It’s been 100 years since the “Year of Fear,” when race riots, stock market crashes and flu pandemics swept the country.
Pellissippi State Community College’s Liberal Arts Department will help mark the occasion with a series of short lectures and discussions on these and other notable 1919 events next week.
Bob Booker, former executive director of the Beck Cultural Exchange Center and an authoritative author on Knoxville’s black history, will provide the keynote address on the Knoxville Race Riot of 1919. His presentation will be held 11:50 a.m.-12:50 p.m. Tuesday, Oct. 22, on Pellissippi State’s Magnolia Avenue Campus, 1610 E. Magnolia Ave. A reception with Booker will follow.
All “Year of Fear” events at Pellissippi State are free and open to the public.
“The First World War was the most catastrophic, bloodiest event in human history up until that time. So often what is forgotten when studying war are the profound effects wars can have on the homefront of any nation,” said History Instructor Leslie Coffman, an organizer of the event. “The aftermath of WWI in America and around the world is a dark story. 1919 is known as the ‘Year of Fear’ for a reason, and we wanted to offer opportunities for the public to understand why.”
The “Year of Fear” schedule includes opportunities at each of Pellissippi State’s five campuses.
Tuesday, Oct. 22, in the Goins Building Auditorium on Pellissippi State’s Hardin Valley Campus, 10915 Hardin Valley Road:
- 9:40-10:10 a.m. “Russia Still Remembers: America’s Invasion of Russia, 1918-1919” by Instructor Yuliya Kalnaus;
- 10:20-10:40 a.m. Discussion of the upcoming play “Blood at the Root,” based on the Jena Six, led by Associate Professor Grechen Wingerter;
- 10:40-11:20 a.m. “The Day Wall Street Exploded: America’s First Great Terrorist Attack, 1919-1920” by Assistant Professor Nathan Pavalko;
Tuesday, Oct. 22, in the Magnolia Avenue Campus Community Room:
- 10:40-11:20 a.m. “The Year that Fun was Banned: The Flu Pandemic of 1919” by Professor Toni McDaniel;

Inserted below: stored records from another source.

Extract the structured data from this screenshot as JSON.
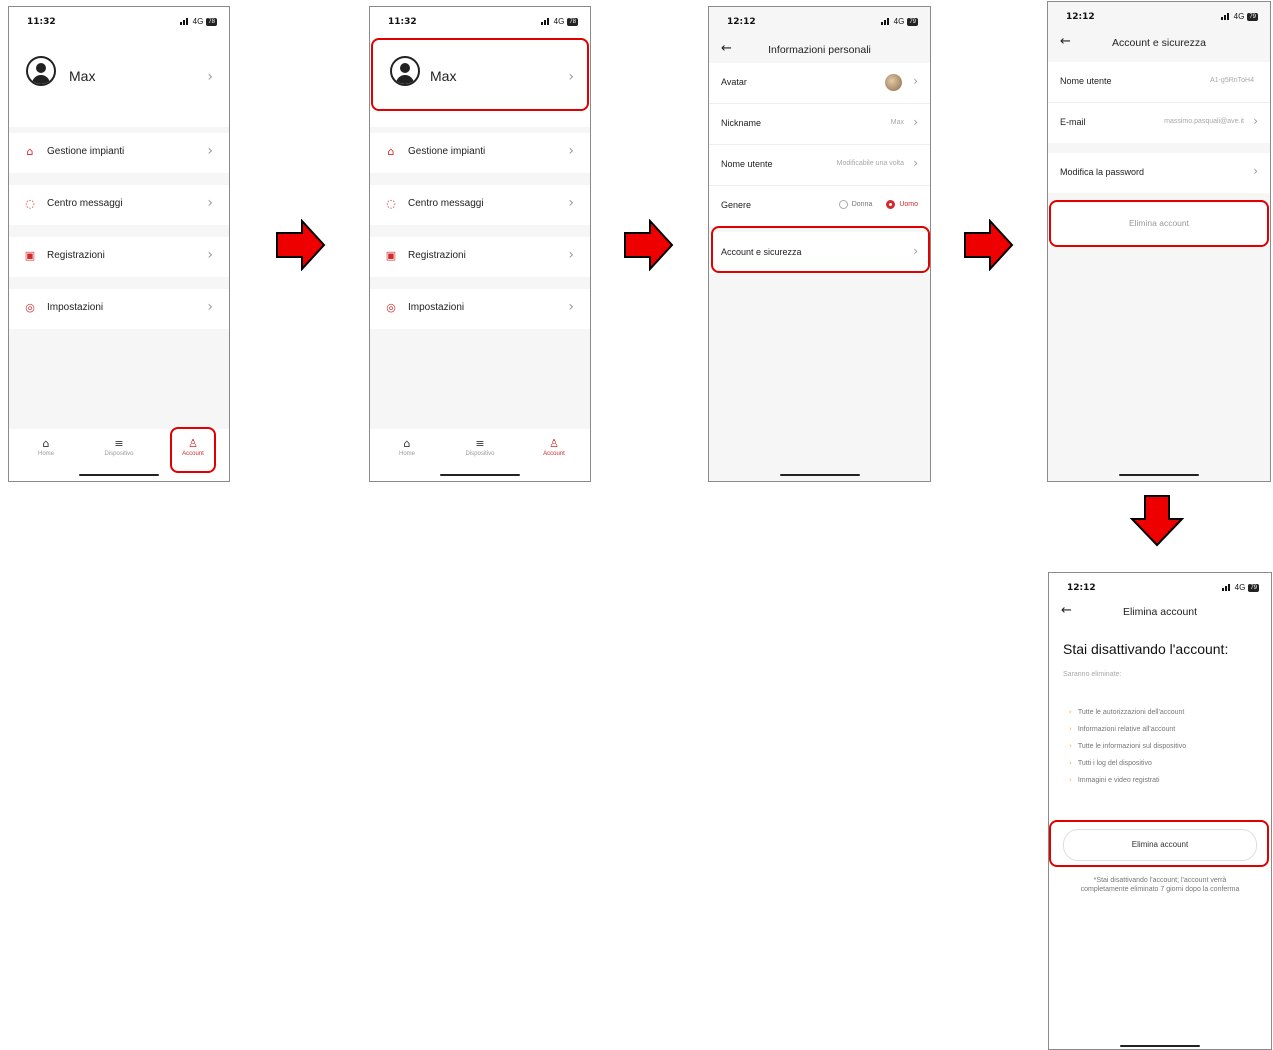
{
  "screen1": {
    "status": {
      "time": "11:32",
      "signal": "4G",
      "battery": "78"
    },
    "profile_name": "Max",
    "menu": [
      {
        "icon": "home-icon",
        "label": "Gestione impianti"
      },
      {
        "icon": "message-icon",
        "label": "Centro messaggi"
      },
      {
        "icon": "record-icon",
        "label": "Registrazioni"
      },
      {
        "icon": "settings-icon",
        "label": "Impostazioni"
      }
    ],
    "tabs": [
      {
        "icon": "home-icon",
        "label": "Home"
      },
      {
        "icon": "device-icon",
        "label": "Dispositivo"
      },
      {
        "icon": "user-icon",
        "label": "Account"
      }
    ]
  },
  "screen3": {
    "status": {
      "time": "12:12",
      "signal": "4G",
      "battery": "79"
    },
    "title": "Informazioni personali",
    "rows": {
      "avatar": "Avatar",
      "nickname": "Nickname",
      "nickname_value": "Max",
      "username": "Nome utente",
      "username_value": "Modificabile una volta",
      "gender": "Genere",
      "gender_female": "Donna",
      "gender_male": "Uomo",
      "security": "Account e sicurezza"
    }
  },
  "screen4": {
    "status": {
      "time": "12:12",
      "signal": "4G",
      "battery": "79"
    },
    "title": "Account e sicurezza",
    "username_label": "Nome utente",
    "username_value": "A1-g5RnToH4",
    "email_label": "E-mail",
    "email_value": "massimo.pasquali@ave.it",
    "password_label": "Modifica la password",
    "delete_label": "Elimina account"
  },
  "screen5": {
    "status": {
      "time": "12:12",
      "signal": "4G",
      "battery": "79"
    },
    "title": "Elimina account",
    "heading": "Stai disattivando l'account:",
    "subheading": "Saranno eliminate:",
    "items": [
      "Tutte le autorizzazioni dell'account",
      "Informazioni relative all'account",
      "Tutte le informazioni sul dispositivo",
      "Tutti i log del dispositivo",
      "Immagini e video registrati"
    ],
    "button": "Elimina account",
    "note_line1": "*Stai disattivando l'account; l'account verrà",
    "note_line2": "completamente eliminato 7 giorni dopo la conferma"
  },
  "colors": {
    "accent": "#d42a2a",
    "highlight": "#e00000",
    "arrow_fill": "#ee0000"
  }
}
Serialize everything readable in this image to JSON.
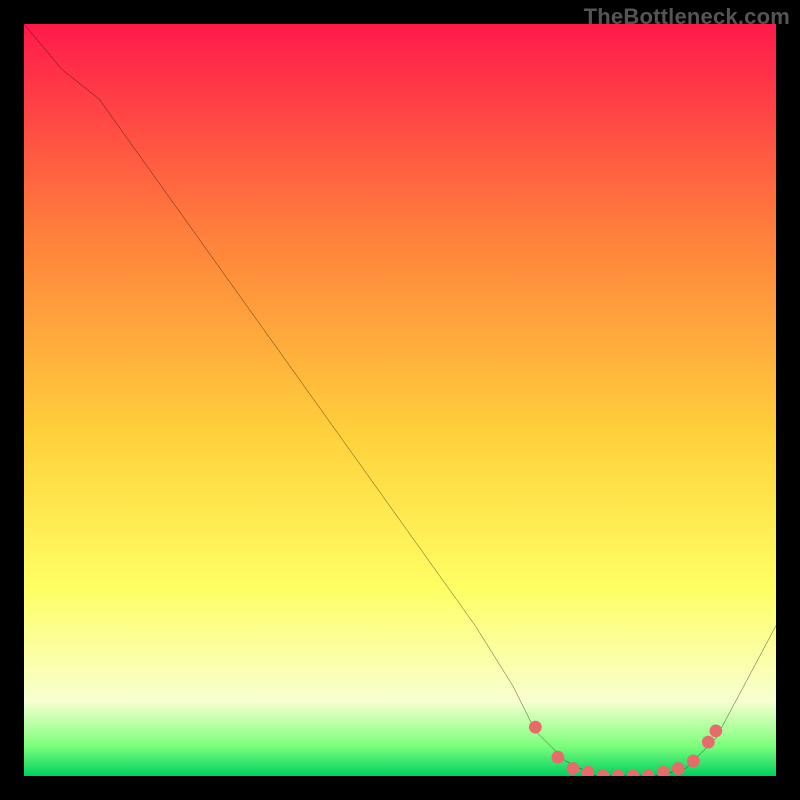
{
  "watermark": "TheBottleneck.com",
  "colors": {
    "black": "#000000",
    "line": "#000000",
    "marker": "#e86b6b",
    "grad_top": "#ff1a4b",
    "grad_mid1": "#ff803c",
    "grad_mid2": "#ffd23c",
    "grad_yellow": "#ffff64",
    "grad_pale": "#f8ffd0",
    "grad_green_light": "#7cff7c",
    "grad_green": "#00d060"
  },
  "chart_data": {
    "type": "line",
    "title": "",
    "xlabel": "",
    "ylabel": "",
    "xlim": [
      0,
      100
    ],
    "ylim": [
      0,
      100
    ],
    "series": [
      {
        "name": "curve",
        "x": [
          0,
          5,
          10,
          20,
          30,
          40,
          50,
          60,
          65,
          68,
          72,
          76,
          80,
          84,
          88,
          92,
          100
        ],
        "y": [
          100,
          94,
          90,
          76,
          62,
          48,
          34,
          20,
          12,
          6,
          2,
          0,
          0,
          0,
          1,
          5,
          20
        ]
      }
    ],
    "markers": {
      "name": "highlight",
      "x": [
        68,
        71,
        73,
        75,
        77,
        79,
        81,
        83,
        85,
        87,
        89,
        91,
        92
      ],
      "y": [
        6.5,
        2.5,
        1,
        0.5,
        0,
        0,
        0,
        0,
        0.5,
        1,
        2,
        4.5,
        6
      ]
    }
  }
}
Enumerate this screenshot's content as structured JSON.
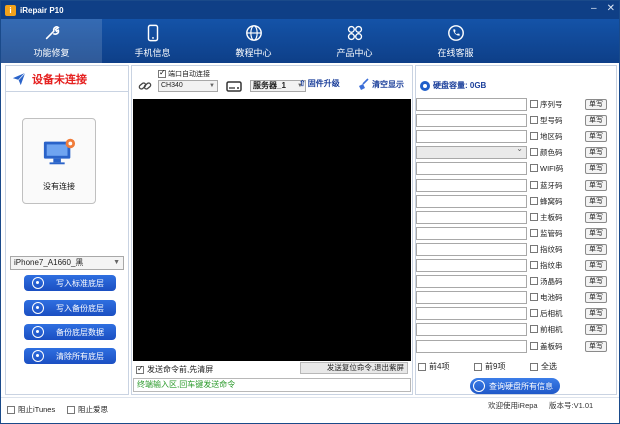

- 11:20-11:50 a.m. “’It Was a Fear for All of Us’: The Lynching of Will Brown and the Omaha Race Riots” by Coffman;
- 11:50-12:50 a.m. “The Heat of a Red Summer: Race Mixing, Race Rioting in 1919 Knoxville” by Booker;
Tuesday, Oct. 22, in the Blount County Campus West Chevrolet Auditorium, 2731 W. Lamar Alexander Parkway, Friendsville:
- 10:15-10:40 a.m. “The Spanish Flu: Adding Insult to Injury” by Assistant Professor Amanda Carr-Wilcoxson;
Tuesday, Oct. 22, in the Division Street Campus’ conference room, 3435 Division Street:
- 11:20-11:50 a.m. “The Marathon Continues: Questions of Race in 2019” by Instructor Gregory Johnson; and
Wednesday, Oct. 23, in the Strawberry Plains Campus’ lobby, 7201 Strawberry Plains Pike:
- 12:55-1:50 p.m. “How 1919 Changed Knoxville Forever: The Events that Weren’t Supposed to Happen Here” by Instructor Laura Arnett Smith with a musical performance by tutor Marcel Holman.
“We wanted to focus on remembering the Knoxville Race Riots as part of this ‘Year of Fear’ because all of this seems particularly troubling when dealing with humanity issues so close to home,” Coffman said. “Understanding the Red Summer, in particular the atmosphere of Knoxville post-WWI, also gives us the context we desperately need for understanding modern racial dynamics. This is a road we have traveled together as Americans.”
For maps and driving directions to Pellissippi State’s five campuses, visit www.pstcc.edu/maps/.
To request accommodations for these or any campus event, call 865-694-6411 or email email@example.com.